***** Listed records
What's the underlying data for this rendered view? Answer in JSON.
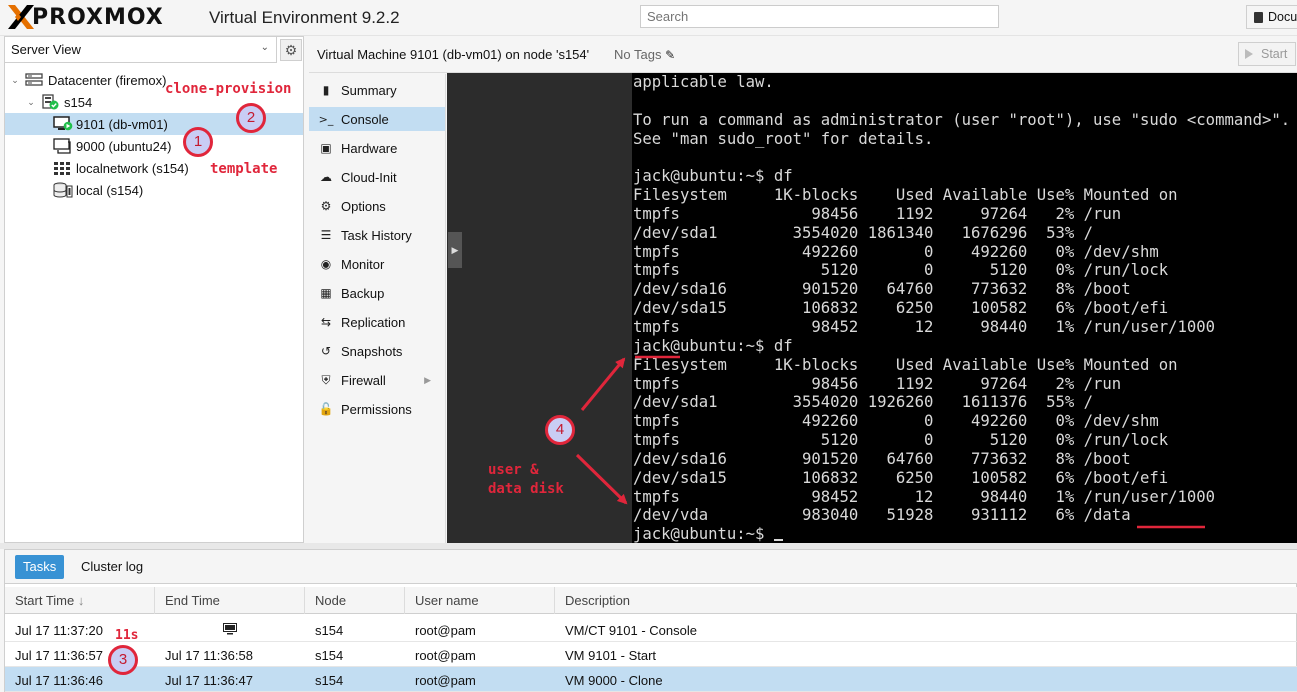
{
  "header": {
    "brand": "PROXMOX",
    "product": "Virtual Environment 9.2.2",
    "search_placeholder": "Search",
    "docs_label": "Docu"
  },
  "left_panel": {
    "view_selector": "Server View",
    "tree": [
      {
        "label": "Datacenter (firemox)",
        "icon": "datacenter-icon"
      },
      {
        "label": "s154",
        "icon": "node-online-icon"
      },
      {
        "label": "9101 (db-vm01)",
        "icon": "vm-running-icon",
        "selected": true
      },
      {
        "label": "9000 (ubuntu24)",
        "icon": "template-icon"
      },
      {
        "label": "localnetwork (s154)",
        "icon": "sdn-grid-icon"
      },
      {
        "label": "local (s154)",
        "icon": "storage-icon"
      }
    ]
  },
  "vm_header": {
    "title": "Virtual Machine 9101 (db-vm01) on node 's154'",
    "tags": "No Tags",
    "start_label": "Start"
  },
  "vm_nav": [
    {
      "label": "Summary",
      "icon": "book-icon"
    },
    {
      "label": "Console",
      "icon": "terminal-icon",
      "selected": true
    },
    {
      "label": "Hardware",
      "icon": "monitor-icon"
    },
    {
      "label": "Cloud-Init",
      "icon": "cloud-icon"
    },
    {
      "label": "Options",
      "icon": "gear-icon"
    },
    {
      "label": "Task History",
      "icon": "list-icon"
    },
    {
      "label": "Monitor",
      "icon": "eye-icon"
    },
    {
      "label": "Backup",
      "icon": "floppy-icon"
    },
    {
      "label": "Replication",
      "icon": "retweet-icon"
    },
    {
      "label": "Snapshots",
      "icon": "history-icon"
    },
    {
      "label": "Firewall",
      "icon": "shield-icon",
      "has_submenu": true
    },
    {
      "label": "Permissions",
      "icon": "unlock-icon"
    }
  ],
  "terminal": {
    "lines": [
      "applicable law.",
      "",
      "To run a command as administrator (user \"root\"), use \"sudo <command>\".",
      "See \"man sudo_root\" for details.",
      "",
      "jack@ubuntu:~$ df",
      "Filesystem     1K-blocks    Used Available Use% Mounted on",
      "tmpfs              98456    1192     97264   2% /run",
      "/dev/sda1        3554020 1861340   1676296  53% /",
      "tmpfs             492260       0    492260   0% /dev/shm",
      "tmpfs               5120       0      5120   0% /run/lock",
      "/dev/sda16        901520   64760    773632   8% /boot",
      "/dev/sda15        106832    6250    100582   6% /boot/efi",
      "tmpfs              98452      12     98440   1% /run/user/1000",
      "jack@ubuntu:~$ df",
      "Filesystem     1K-blocks    Used Available Use% Mounted on",
      "tmpfs              98456    1192     97264   2% /run",
      "/dev/sda1        3554020 1926260   1611376  55% /",
      "tmpfs             492260       0    492260   0% /dev/shm",
      "tmpfs               5120       0      5120   0% /run/lock",
      "/dev/sda16        901520   64760    773632   8% /boot",
      "/dev/sda15        106832    6250    100582   6% /boot/efi",
      "tmpfs              98452      12     98440   1% /run/user/1000",
      "/dev/vda          983040   51928    931112   6% /data",
      "jack@ubuntu:~$ "
    ]
  },
  "tasks": {
    "tabs": [
      "Tasks",
      "Cluster log"
    ],
    "columns": [
      "Start Time",
      "End Time",
      "Node",
      "User name",
      "Description"
    ],
    "rows": [
      {
        "start": "Jul 17 11:37:20",
        "end": "",
        "end_icon": "console-icon",
        "node": "s154",
        "user": "root@pam",
        "desc": "VM/CT 9101 - Console"
      },
      {
        "start": "Jul 17 11:36:57",
        "end": "Jul 17 11:36:58",
        "node": "s154",
        "user": "root@pam",
        "desc": "VM 9101 - Start"
      },
      {
        "start": "Jul 17 11:36:46",
        "end": "Jul 17 11:36:47",
        "node": "s154",
        "user": "root@pam",
        "desc": "VM 9000 - Clone",
        "selected": true
      }
    ]
  },
  "annotations": {
    "clone_provision": "clone-provision",
    "template": "template",
    "duration": "11s",
    "user_data_disk": "user &\ndata disk",
    "badges": [
      "1",
      "2",
      "3",
      "4"
    ],
    "color": "#e0263b"
  },
  "colors": {
    "selection": "#c2ddf2",
    "tab_active": "#3892d4",
    "brand_orange": "#e57000",
    "status_green": "#21bf4b"
  }
}
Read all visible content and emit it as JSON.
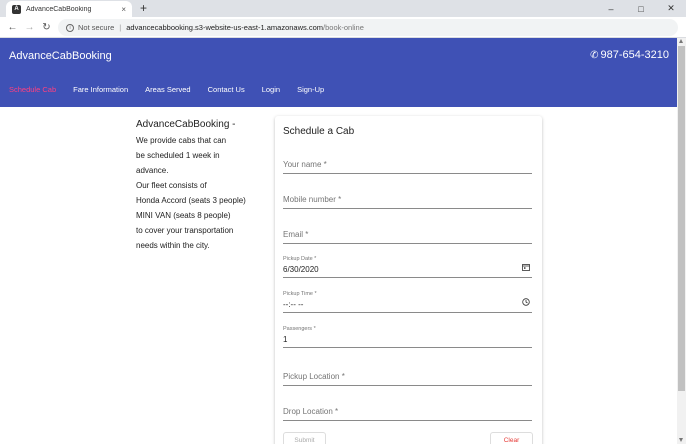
{
  "browser": {
    "tab_title": "AdvanceCabBooking",
    "tab_close": "×",
    "new_tab": "+",
    "security": "Not secure",
    "url_host": "advancecabbooking.s3-website-us-east-1.amazonaws.com",
    "url_path": "/book-online",
    "minimize": "–",
    "maximize": "□",
    "close": "✕"
  },
  "header": {
    "brand": "AdvanceCabBooking",
    "phone": "987-654-3210"
  },
  "nav": [
    {
      "label": "Schedule Cab",
      "active": true
    },
    {
      "label": "Fare Information"
    },
    {
      "label": "Areas Served"
    },
    {
      "label": "Contact Us"
    },
    {
      "label": "Login"
    },
    {
      "label": "Sign-Up"
    }
  ],
  "about": {
    "title": "AdvanceCabBooking -",
    "lines": [
      "We provide cabs that can",
      "be scheduled 1 week in",
      "advance.",
      "Our fleet consists of",
      "Honda Accord (seats 3 people)",
      "MINI VAN (seats 8 people)",
      "to cover your transportation",
      "needs within the city."
    ]
  },
  "form": {
    "title": "Schedule a Cab",
    "name_placeholder": "Your name *",
    "mobile_placeholder": "Mobile number *",
    "email_placeholder": "Email *",
    "pickup_date_label": "Pickup Date *",
    "pickup_date_value": "6/30/2020",
    "pickup_time_label": "Pickup Time *",
    "pickup_time_value": "--:-- --",
    "passengers_label": "Passengers *",
    "passengers_value": "1",
    "pickup_location_placeholder": "Pickup Location *",
    "drop_location_placeholder": "Drop Location *",
    "submit_label": "Submit",
    "clear_label": "Clear"
  },
  "colors": {
    "header_bg": "#3f51b5",
    "active_nav": "#ff4081",
    "clear_button": "#e53935"
  }
}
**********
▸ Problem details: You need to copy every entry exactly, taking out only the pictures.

▸ Response box:
What's the underlying data for this rendered view? Answer in JSON.
{
  "header": {
    "brand": "PROXMOX",
    "product": "Virtual Environment 9.2.2",
    "search_placeholder": "Search",
    "docs_label": "Docu"
  },
  "left_panel": {
    "view_selector": "Server View",
    "tree": [
      {
        "label": "Datacenter (firemox)",
        "icon": "datacenter-icon"
      },
      {
        "label": "s154",
        "icon": "node-online-icon"
      },
      {
        "label": "9101 (db-vm01)",
        "icon": "vm-running-icon",
        "selected": true
      },
      {
        "label": "9000 (ubuntu24)",
        "icon": "template-icon"
      },
      {
        "label": "localnetwork (s154)",
        "icon": "sdn-grid-icon"
      },
      {
        "label": "local (s154)",
        "icon": "storage-icon"
      }
    ]
  },
  "vm_header": {
    "title": "Virtual Machine 9101 (db-vm01) on node 's154'",
    "tags": "No Tags",
    "start_label": "Start"
  },
  "vm_nav": [
    {
      "label": "Summary",
      "icon": "book-icon"
    },
    {
      "label": "Console",
      "icon": "terminal-icon",
      "selected": true
    },
    {
      "label": "Hardware",
      "icon": "monitor-icon"
    },
    {
      "label": "Cloud-Init",
      "icon": "cloud-icon"
    },
    {
      "label": "Options",
      "icon": "gear-icon"
    },
    {
      "label": "Task History",
      "icon": "list-icon"
    },
    {
      "label": "Monitor",
      "icon": "eye-icon"
    },
    {
      "label": "Backup",
      "icon": "floppy-icon"
    },
    {
      "label": "Replication",
      "icon": "retweet-icon"
    },
    {
      "label": "Snapshots",
      "icon": "history-icon"
    },
    {
      "label": "Firewall",
      "icon": "shield-icon",
      "has_submenu": true
    },
    {
      "label": "Permissions",
      "icon": "unlock-icon"
    }
  ],
  "terminal": {
    "lines": [
      "applicable law.",
      "",
      "To run a command as administrator (user \"root\"), use \"sudo <command>\".",
      "See \"man sudo_root\" for details.",
      "",
      "jack@ubuntu:~$ df",
      "Filesystem     1K-blocks    Used Available Use% Mounted on",
      "tmpfs              98456    1192     97264   2% /run",
      "/dev/sda1        3554020 1861340   1676296  53% /",
      "tmpfs             492260       0    492260   0% /dev/shm",
      "tmpfs               5120       0      5120   0% /run/lock",
      "/dev/sda16        901520   64760    773632   8% /boot",
      "/dev/sda15        106832    6250    100582   6% /boot/efi",
      "tmpfs              98452      12     98440   1% /run/user/1000",
      "jack@ubuntu:~$ df",
      "Filesystem     1K-blocks    Used Available Use% Mounted on",
      "tmpfs              98456    1192     97264   2% /run",
      "/dev/sda1        3554020 1926260   1611376  55% /",
      "tmpfs             492260       0    492260   0% /dev/shm",
      "tmpfs               5120       0      5120   0% /run/lock",
      "/dev/sda16        901520   64760    773632   8% /boot",
      "/dev/sda15        106832    6250    100582   6% /boot/efi",
      "tmpfs              98452      12     98440   1% /run/user/1000",
      "/dev/vda          983040   51928    931112   6% /data",
      "jack@ubuntu:~$ "
    ]
  },
  "tasks": {
    "tabs": [
      "Tasks",
      "Cluster log"
    ],
    "columns": [
      "Start Time",
      "End Time",
      "Node",
      "User name",
      "Description"
    ],
    "rows": [
      {
        "start": "Jul 17 11:37:20",
        "end": "",
        "end_icon": "console-icon",
        "node": "s154",
        "user": "root@pam",
        "desc": "VM/CT 9101 - Console"
      },
      {
        "start": "Jul 17 11:36:57",
        "end": "Jul 17 11:36:58",
        "node": "s154",
        "user": "root@pam",
        "desc": "VM 9101 - Start"
      },
      {
        "start": "Jul 17 11:36:46",
        "end": "Jul 17 11:36:47",
        "node": "s154",
        "user": "root@pam",
        "desc": "VM 9000 - Clone",
        "selected": true
      }
    ]
  },
  "annotations": {
    "clone_provision": "clone-provision",
    "template": "template",
    "duration": "11s",
    "user_data_disk": "user &\ndata disk",
    "badges": [
      "1",
      "2",
      "3",
      "4"
    ],
    "color": "#e0263b"
  },
  "colors": {
    "selection": "#c2ddf2",
    "tab_active": "#3892d4",
    "brand_orange": "#e57000",
    "status_green": "#21bf4b"
  }
}
Read all visible content and emit it as JSON.
{
  "browser": {
    "tab_title": "AdvanceCabBooking",
    "tab_close": "×",
    "new_tab": "+",
    "security": "Not secure",
    "url_host": "advancecabbooking.s3-website-us-east-1.amazonaws.com",
    "url_path": "/book-online",
    "minimize": "–",
    "maximize": "□",
    "close": "✕"
  },
  "header": {
    "brand": "AdvanceCabBooking",
    "phone": "987-654-3210"
  },
  "nav": [
    {
      "label": "Schedule Cab",
      "active": true
    },
    {
      "label": "Fare Information"
    },
    {
      "label": "Areas Served"
    },
    {
      "label": "Contact Us"
    },
    {
      "label": "Login"
    },
    {
      "label": "Sign-Up"
    }
  ],
  "about": {
    "title": "AdvanceCabBooking -",
    "lines": [
      "We provide cabs that can",
      "be scheduled 1 week in",
      "advance.",
      "Our fleet consists of",
      "Honda Accord (seats 3 people)",
      "MINI VAN (seats 8 people)",
      "to cover your transportation",
      "needs within the city."
    ]
  },
  "form": {
    "title": "Schedule a Cab",
    "name_placeholder": "Your name *",
    "mobile_placeholder": "Mobile number *",
    "email_placeholder": "Email *",
    "pickup_date_label": "Pickup Date *",
    "pickup_date_value": "6/30/2020",
    "pickup_time_label": "Pickup Time *",
    "pickup_time_value": "--:-- --",
    "passengers_label": "Passengers *",
    "passengers_value": "1",
    "pickup_location_placeholder": "Pickup Location *",
    "drop_location_placeholder": "Drop Location *",
    "submit_label": "Submit",
    "clear_label": "Clear"
  },
  "colors": {
    "header_bg": "#3f51b5",
    "active_nav": "#ff4081",
    "clear_button": "#e53935"
  }
}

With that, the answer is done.